In a nutshell, the absence of a hands-on approach to governance defined by sound democratic practices seems to sum up the woes of the citizens. They are denied the basics of security, general wellbeing and happiness for which the government exists.

At 61, security, peaceful existence and happiness which form the bedrock of any sovereignty continue to elude a greater percentage of Nigerians except the political elite who remain very few.

One major way to measure a people’s level of participation and corresponding state of happiness in democratic governance is not only in the quantity of physical infrastructure. It is much more, measured by the level of liberty the citizens exercise in freely choosing their leaders via a credible cum transparent electoral process, as well as exercise the freedom to criticise government programmes and policies particularly where their rights or liberties are endangered. Since Independence, it is no exaggeration to say that my beloved country is still grappling with elementary issues in the electoral process.

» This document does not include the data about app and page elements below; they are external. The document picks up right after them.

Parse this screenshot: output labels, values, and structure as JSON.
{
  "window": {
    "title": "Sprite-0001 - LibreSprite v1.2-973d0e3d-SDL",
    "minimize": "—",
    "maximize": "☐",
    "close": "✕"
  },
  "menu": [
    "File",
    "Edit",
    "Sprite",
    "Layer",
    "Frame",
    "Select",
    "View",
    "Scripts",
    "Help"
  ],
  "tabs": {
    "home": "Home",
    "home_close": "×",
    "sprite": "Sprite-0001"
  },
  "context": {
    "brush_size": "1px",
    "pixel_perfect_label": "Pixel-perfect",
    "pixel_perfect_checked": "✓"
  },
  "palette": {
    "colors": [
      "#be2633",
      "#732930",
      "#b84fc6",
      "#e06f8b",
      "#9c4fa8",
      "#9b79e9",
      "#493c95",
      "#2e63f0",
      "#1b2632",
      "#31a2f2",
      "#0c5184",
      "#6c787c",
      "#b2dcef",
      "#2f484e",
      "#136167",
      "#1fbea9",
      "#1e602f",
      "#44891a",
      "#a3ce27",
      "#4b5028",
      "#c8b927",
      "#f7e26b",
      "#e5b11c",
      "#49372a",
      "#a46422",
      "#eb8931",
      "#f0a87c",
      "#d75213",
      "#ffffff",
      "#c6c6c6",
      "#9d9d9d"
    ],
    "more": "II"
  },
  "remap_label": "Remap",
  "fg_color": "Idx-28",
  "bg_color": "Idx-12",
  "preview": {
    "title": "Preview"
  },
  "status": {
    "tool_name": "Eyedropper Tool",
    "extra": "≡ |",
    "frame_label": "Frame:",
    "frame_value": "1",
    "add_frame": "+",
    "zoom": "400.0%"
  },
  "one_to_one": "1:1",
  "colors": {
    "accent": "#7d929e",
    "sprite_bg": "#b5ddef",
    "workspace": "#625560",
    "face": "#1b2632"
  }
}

For a nation acclaimed to be among the most prosperous, Nigeria’s position by every global development index has remained at a permanent backbencher. We are ranked globally as one of the poorest nations with over 40% or about 80 million of our people living below the poverty line. In fact, a report by the World Poverty Clock presented Nigeria as a country with the most extreme poor people in the world, overtaking India which has a population seven times larger than ours.

The PMS, a product of crude oil which Nigeria has in abundance, sells above the official price of N165 in many parts of the country causing continuous price increase of other items. Where then lies our gain?

With vast agricultural and mineral resources, we cannot feed ourselves. This is an indictment on successive governments that have squandered our vast oil riches through bad leadership and brazen corruption; each administration bequeaths an economy that is lacking in progressive performance. And so, Nigerians are asking our leadership, “where is our greatness”?

At a lengthy age of existence, and in a world greatly aided by technology, we have yet and have continually demonstrated government after government, that we on our own are incapable of organising our electoral processes.

Except in the negatives, Nigeria has not recorded any heyday in her electoral process since 1960. It has been one form of disorder or the other before, during and after elections. Census wise, we still could not transparently say how many we are. Sad!

However, our journey into the second half of our diamond anniversary can and should be better. That is the hope. The responsibility is for us, Nigerians, to roll up our sleeves, demonstrate unbroken practical patriotism in every noble vocation or assignment, whether given or taken towards making Nigeria truly great.

Unless and until our political class and more especially, those in the legislative branch realise and resolve to play the game with the spirit of service to the people as footballers play for the fans’ pleasure, our nation and political birthdays even in future, will remain everything but mere ceremonies of counting numbers.